AB 5 (Gonzalez), a bill clarifying independent contractor status supported by C.A.R., passed out of the Senate Labor, Public Employment and Retirement Committee. 
AB 5 seeks to clarify the application of the California Supreme Court decision in the Dynamex case which applies a three-part test to determine whether a worker is an independent contractor or an employee. C.A.R. supports AB 5 which recognizes that real estate brokerage activity is not governed by the Dynamex test.

AB 874 (Irwin), a bill that clarifies the definition of publicly available information pursuant to the California Consumer Privacy Act (CCPA), supported by C.A.R. passed out of the Senate Judiciary Committee. AB 874 will clarify the definition of “personal information” as defined in the CCPA to include “publicly available” information from federal, state, or local government records. This bill removes the ambiguity in the law that specifies publicly available information is not considered “publicly available” if the information is not used for the sole purpose for which the data is maintained and made available by these government sources. This clarification provides certainty to resources used in real estate transactions where publicly available information from government sources is used every day by industry professionals. 

AB 740 (Burke), a bill that incentivizes the availability of homeowners’ insurance in high fire hazard zones supported by C.A.R., passed out of the Senate Insurance Committee.  This measure would expand the eligible areas throughout the state for insurers who voluntarily choose to write home insurance policies in very high fire severity zones and relive these insurers from proportional liability to participate in the FAIR plan. C.A.R. supports AB 740 which provides an incentive to the insurance industry to provide homeowners with options when it comes to homeowners’ insurance by encouraging competitive pricing in areas that are traditionally difficult to insure.

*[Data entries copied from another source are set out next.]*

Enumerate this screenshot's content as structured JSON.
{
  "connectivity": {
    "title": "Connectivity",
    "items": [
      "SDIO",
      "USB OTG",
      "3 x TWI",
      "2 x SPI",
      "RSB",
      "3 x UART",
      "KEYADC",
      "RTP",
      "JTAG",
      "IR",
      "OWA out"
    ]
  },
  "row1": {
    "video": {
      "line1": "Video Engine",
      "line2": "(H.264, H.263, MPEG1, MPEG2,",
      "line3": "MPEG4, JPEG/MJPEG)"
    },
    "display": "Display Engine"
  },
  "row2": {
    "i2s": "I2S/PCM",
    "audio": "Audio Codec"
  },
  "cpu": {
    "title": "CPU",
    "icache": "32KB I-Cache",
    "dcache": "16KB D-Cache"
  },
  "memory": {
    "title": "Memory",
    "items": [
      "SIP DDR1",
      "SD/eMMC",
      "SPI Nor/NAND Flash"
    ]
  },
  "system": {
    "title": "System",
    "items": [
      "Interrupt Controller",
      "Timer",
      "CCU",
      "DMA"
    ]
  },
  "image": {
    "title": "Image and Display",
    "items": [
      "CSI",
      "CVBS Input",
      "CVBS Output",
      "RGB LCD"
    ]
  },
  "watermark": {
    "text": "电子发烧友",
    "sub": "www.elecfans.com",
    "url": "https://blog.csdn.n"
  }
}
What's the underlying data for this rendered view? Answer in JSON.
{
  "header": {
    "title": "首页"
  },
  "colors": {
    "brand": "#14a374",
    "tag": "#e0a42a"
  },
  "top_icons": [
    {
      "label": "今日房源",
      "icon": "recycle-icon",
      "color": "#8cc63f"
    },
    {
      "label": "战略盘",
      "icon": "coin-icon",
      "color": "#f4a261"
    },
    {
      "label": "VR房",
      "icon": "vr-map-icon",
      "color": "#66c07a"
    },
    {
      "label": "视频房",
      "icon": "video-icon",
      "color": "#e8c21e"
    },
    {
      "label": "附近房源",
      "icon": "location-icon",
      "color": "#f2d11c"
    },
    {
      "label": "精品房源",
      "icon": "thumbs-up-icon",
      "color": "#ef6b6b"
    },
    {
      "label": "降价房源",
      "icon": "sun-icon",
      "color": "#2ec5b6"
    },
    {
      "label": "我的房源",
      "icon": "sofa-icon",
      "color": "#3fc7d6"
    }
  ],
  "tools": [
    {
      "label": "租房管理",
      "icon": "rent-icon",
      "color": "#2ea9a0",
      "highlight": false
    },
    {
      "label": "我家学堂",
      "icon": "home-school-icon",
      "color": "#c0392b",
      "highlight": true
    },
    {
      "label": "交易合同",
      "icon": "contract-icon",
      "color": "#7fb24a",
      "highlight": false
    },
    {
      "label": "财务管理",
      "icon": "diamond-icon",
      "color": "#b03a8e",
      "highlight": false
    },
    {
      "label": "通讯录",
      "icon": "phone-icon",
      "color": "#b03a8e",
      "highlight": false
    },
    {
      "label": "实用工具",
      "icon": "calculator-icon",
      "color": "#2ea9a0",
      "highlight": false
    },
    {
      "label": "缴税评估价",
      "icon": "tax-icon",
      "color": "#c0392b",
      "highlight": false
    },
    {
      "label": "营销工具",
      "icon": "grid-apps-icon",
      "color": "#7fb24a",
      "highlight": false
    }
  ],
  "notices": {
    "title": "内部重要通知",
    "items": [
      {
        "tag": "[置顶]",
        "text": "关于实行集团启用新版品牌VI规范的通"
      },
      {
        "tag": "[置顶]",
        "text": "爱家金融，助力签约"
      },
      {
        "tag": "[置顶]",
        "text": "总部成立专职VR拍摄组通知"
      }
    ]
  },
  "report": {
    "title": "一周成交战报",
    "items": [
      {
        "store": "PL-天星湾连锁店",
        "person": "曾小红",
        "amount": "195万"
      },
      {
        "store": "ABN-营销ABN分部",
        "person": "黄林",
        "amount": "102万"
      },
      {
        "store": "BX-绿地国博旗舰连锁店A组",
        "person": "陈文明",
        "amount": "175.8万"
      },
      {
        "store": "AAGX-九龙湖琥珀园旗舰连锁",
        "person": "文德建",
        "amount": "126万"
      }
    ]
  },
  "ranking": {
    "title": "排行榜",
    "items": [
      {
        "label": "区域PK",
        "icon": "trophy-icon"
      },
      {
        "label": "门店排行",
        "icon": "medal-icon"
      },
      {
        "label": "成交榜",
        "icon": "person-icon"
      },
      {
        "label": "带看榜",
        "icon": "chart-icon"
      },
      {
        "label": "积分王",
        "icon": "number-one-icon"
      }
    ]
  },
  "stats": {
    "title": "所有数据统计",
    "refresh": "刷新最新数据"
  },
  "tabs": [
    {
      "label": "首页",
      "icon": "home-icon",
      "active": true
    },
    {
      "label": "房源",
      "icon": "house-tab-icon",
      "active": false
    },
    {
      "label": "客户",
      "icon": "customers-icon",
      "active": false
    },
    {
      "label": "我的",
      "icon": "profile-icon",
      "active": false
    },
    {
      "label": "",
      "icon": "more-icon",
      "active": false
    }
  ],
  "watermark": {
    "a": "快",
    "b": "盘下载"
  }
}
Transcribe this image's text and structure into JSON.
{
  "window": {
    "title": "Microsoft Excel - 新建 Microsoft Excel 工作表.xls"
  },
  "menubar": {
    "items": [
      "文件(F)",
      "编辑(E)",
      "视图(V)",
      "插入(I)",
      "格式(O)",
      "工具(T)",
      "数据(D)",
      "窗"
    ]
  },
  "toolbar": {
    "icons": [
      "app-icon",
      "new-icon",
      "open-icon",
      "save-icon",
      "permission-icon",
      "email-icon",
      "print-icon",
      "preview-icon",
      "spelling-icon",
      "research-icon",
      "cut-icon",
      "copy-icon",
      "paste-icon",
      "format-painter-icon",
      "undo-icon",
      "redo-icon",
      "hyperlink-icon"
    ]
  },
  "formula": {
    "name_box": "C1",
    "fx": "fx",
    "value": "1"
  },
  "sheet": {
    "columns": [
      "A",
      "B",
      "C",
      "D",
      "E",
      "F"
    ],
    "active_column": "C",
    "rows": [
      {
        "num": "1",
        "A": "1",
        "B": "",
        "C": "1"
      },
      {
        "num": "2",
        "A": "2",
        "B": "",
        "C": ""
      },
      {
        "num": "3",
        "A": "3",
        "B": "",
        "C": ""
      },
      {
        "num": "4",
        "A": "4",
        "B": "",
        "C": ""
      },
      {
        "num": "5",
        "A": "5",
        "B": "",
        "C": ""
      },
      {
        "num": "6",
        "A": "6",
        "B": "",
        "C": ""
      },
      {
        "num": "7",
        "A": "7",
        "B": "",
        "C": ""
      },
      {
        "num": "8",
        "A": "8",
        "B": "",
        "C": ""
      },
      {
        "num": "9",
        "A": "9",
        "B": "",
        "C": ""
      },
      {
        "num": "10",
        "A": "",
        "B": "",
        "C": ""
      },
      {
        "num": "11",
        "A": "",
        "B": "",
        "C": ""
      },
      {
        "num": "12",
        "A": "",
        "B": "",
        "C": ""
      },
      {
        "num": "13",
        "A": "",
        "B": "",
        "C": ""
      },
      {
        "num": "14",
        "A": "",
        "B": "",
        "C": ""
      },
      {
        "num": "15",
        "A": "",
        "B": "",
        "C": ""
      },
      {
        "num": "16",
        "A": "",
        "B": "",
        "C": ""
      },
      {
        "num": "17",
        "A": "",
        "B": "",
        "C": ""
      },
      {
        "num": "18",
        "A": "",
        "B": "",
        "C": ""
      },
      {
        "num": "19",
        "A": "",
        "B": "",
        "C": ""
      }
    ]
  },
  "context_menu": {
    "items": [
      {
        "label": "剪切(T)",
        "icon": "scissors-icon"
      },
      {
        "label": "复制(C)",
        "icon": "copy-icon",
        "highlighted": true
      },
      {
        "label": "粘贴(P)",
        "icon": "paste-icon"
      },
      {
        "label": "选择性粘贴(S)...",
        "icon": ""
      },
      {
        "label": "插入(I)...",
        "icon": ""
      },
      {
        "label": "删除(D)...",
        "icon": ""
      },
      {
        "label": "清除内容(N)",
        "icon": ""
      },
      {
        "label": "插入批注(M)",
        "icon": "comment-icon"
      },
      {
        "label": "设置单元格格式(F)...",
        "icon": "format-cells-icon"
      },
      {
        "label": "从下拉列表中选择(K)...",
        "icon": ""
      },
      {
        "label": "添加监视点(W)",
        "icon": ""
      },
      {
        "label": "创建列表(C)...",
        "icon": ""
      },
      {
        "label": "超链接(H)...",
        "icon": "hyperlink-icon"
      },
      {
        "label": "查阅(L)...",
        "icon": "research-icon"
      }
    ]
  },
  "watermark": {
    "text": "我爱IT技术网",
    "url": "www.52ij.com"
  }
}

SB 592 (Wiener), C.A.R.’s sponsored bill which expands the Housing Accountability Act to Accessory Dwelling Units (ADUs), passed out of the Assembly Local Government Committee.  Existing law prohibits local agencies from disapproving housing projects that are consistent with local planning and zoning requirements, unless the project adversely impacts public health or safety. Local governments failing to comply with the Housing Accountability Act are also subject to monetary fines. In 2018 C.A.R. co-sponsored SB 831 by Senator Wieckowski which, as introduced, contained a provision (that was later removed) to apply the penalties of the HAA to local governments who failed to approve ADUs. SB 592 seeks to encourage the development of vitally needed housing units throughout California by expanding the Housing Accountability Act to among other things, protect the development of an ADUs.

Regulatory Update

Permanent Local Housing Allocation Draft Guidelines released.
In 2017, the Governor signed SB 2 (Atkins) into law as a part of a 15-bill housing package aimed at addressing the state’s housing shortage and high housing costs. Specifically, SB 2 funds affordable housing programs by imposing a flat $75 per document recording fee on every real estate instrument, not part of a sales transaction. SB 2 dedicated 20% of the program funds to affordable owner-occupied workforce housing programs. In January 2019, the Department of Housing and Community Development (DHCD) released a Permanent Local Housing Allocation (PLHA) Framing Paper soliciting comments on a variety of program parameters, including a proposed definition of “affordable Owner-occupied Workforce Housing” (AOWH), which is consistent with C.A.R. policy (i.e. 120% AMI, allowing consideration of a higher AMI for “high cost areas”). In order to guarantee the judicious disbursement of SB 2 program funds, C.A.R. requested that the definition for AOWH be established by regulation rather than unenforceable guidelines. DCHD is currently reviewing comments submitted on the PLHA Draft Guidelines and should be releasing finalized PLHA Guidelines this Fall.

CalHome Draft Guidelines released.
SB 3 (Beall, 2017) placed a $4 billion general obligation bond on the November 2018 ballot (Proposition 1). $3 billion of this bond will be allocated among programs that assist affordable housing developments, like the CalHome Program. In June 2019 the Department of Housing and Community Development (DHCD) released the CalHome Draft Guidelines (Guidelines), providing direction to local public agencies and nonprofit developers on how to allocate Proposition 1 funds. Specifically, the Guidelines expand the program to include Accessory Dwelling Units (ADUs) and Junior Accessory Dwelling Units (JADUs) and expands access to families making up to 120% of the area median income (AMI). Expanding access of Proposition 1 bond funds will serve as a large step toward providing more affordable housing options to all Californians. C.A.R. submitted a letter in support of the CalHome Draft Guidelines which are scheduled to be finalized this Fall.